One source (J. R. Hinnels, A Handbook of Living Religions, Penguin, 1991) divides the religion into three main groups by their location:
• Southern Buddhism (known as Theravada Buddhism) has 100 million followers, mainly in Burma, Cambodia, Laos, Sri Lanka and Thailand, and parts of Vietnam. It started in Sri Lanka when Buddhist missionaries arrived from India. They promoted the Vibhajjavada School (Separative Teaching). By the 15th century, this form of the religion reached almost its present extent.
Concepts and practices include:
• Dana - thoughtful, ceremonial giving
• Sila - accepting Buddhist teaching and following it in practice; refraining from killing, stealing, wrong behavior, use of drugs. On special days, three additional precepts may be added, restricting adornment, entertainment and comfort.
• Karma - the balance of accumulated sin and merit, which will determine one's future in the present life, and the nature of the next life to come.
• The Cosmos - consists of billions of worlds grouped into clusters; clusters are grouped into galaxies, which are themselves grouped into super-galaxies. The universe also has many levels: four underworlds and 21 heavenly realms.
• Paritta - ritual chanting
• Worship - of relics of a Buddha, of items made by a Buddha, or of symbolic relics.

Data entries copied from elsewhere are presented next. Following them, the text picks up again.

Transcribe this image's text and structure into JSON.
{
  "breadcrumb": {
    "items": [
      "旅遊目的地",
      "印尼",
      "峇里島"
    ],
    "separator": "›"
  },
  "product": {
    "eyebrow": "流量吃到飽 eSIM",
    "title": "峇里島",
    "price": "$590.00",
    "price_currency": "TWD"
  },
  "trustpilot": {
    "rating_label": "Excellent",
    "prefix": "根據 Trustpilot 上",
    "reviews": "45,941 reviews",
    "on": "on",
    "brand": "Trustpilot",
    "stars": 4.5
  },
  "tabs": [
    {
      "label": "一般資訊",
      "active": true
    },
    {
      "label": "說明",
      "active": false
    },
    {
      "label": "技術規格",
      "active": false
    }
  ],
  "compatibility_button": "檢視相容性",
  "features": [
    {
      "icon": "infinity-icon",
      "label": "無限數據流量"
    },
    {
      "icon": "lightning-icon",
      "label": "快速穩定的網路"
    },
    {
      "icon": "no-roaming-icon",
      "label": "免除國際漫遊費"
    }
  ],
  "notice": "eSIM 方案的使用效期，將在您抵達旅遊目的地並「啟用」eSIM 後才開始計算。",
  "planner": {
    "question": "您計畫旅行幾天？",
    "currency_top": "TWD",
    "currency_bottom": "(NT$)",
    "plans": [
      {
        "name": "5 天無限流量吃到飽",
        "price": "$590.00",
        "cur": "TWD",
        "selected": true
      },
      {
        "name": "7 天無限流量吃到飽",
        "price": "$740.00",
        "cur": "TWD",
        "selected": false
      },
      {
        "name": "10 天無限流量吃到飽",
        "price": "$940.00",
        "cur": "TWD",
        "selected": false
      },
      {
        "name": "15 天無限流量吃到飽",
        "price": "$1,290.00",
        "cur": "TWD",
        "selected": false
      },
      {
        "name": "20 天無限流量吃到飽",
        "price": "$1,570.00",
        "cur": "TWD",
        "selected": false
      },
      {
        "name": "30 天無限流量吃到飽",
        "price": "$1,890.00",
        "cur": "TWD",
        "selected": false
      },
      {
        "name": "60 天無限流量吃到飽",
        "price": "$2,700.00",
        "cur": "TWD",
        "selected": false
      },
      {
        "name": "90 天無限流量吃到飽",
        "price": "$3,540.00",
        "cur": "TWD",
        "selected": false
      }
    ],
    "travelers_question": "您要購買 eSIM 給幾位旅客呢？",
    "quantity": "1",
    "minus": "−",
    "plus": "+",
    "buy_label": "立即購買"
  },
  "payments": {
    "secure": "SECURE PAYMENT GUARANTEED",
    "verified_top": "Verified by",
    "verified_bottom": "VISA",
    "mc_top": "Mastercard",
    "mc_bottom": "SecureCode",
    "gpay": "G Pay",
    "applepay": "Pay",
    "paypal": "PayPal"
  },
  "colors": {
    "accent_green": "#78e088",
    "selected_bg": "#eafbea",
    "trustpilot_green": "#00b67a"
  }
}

• Festivals - days of the full moon, and three other days during the lunar cycle are celebrated. There is a New Year's festival, and celebrations tied to the agricultural year.
• Pilgrimages - particularly to Buddhist sites in Sri Lanka and India. Eastern Buddhism is the predominant religion in China, Japan, Korea and much of Vietnam.
Buddhism's Mahayana tradition entered China during the Han dynasty (206 BCE to 220 CE). It found initial acceptance there among the workers; later, it gradually penetrated the ruling class.
Buddhism reached Japan in the 6th century. It underwent severe repression during the 1960's in China during the Cultural Revolution.
• Eastern Buddhism contains many distinct schools: T'ein-t'ai, Hua-yen, Pure Land teachings, and the Meditation school. They celebrate New Years, harvest festivals, and five anniversaries from the lives of Buddha and of the Bodhisattva Kuan-yin. They also engage in Dana, Sila, Chanting, Worship and Pilgrimage.
• Northern Buddhism has perhaps 10 million adherents in parts of China, Mongolia, Russia and Tibet. It entered Tibet circa 640 CE. Conflict with the native Tibetan religion of Bon caused it to go largely underground until its revival in the 11th century. The head of the Gelu School of Buddhist teaching became the Dalai Lama, and ruled Tibet. It has been, until recently, wrongly dismissed as a degenerate form of Buddhism. Ceremony and ritual are emphasized. They also engage in Dana, Sila, Chanting, Worship and Pilgrimage. They developed the practice of searching out a young child at the time of death of an important teacher. The child is believed to be the successor to the deceased teacher. They celebrate New Years, harvest festivals and anniversaries of five important events in the life of the Buddha. Buddhist and Tibetan culture suffered greatly during the Cultural Revolution when an attempt was made to destroy all religious belief.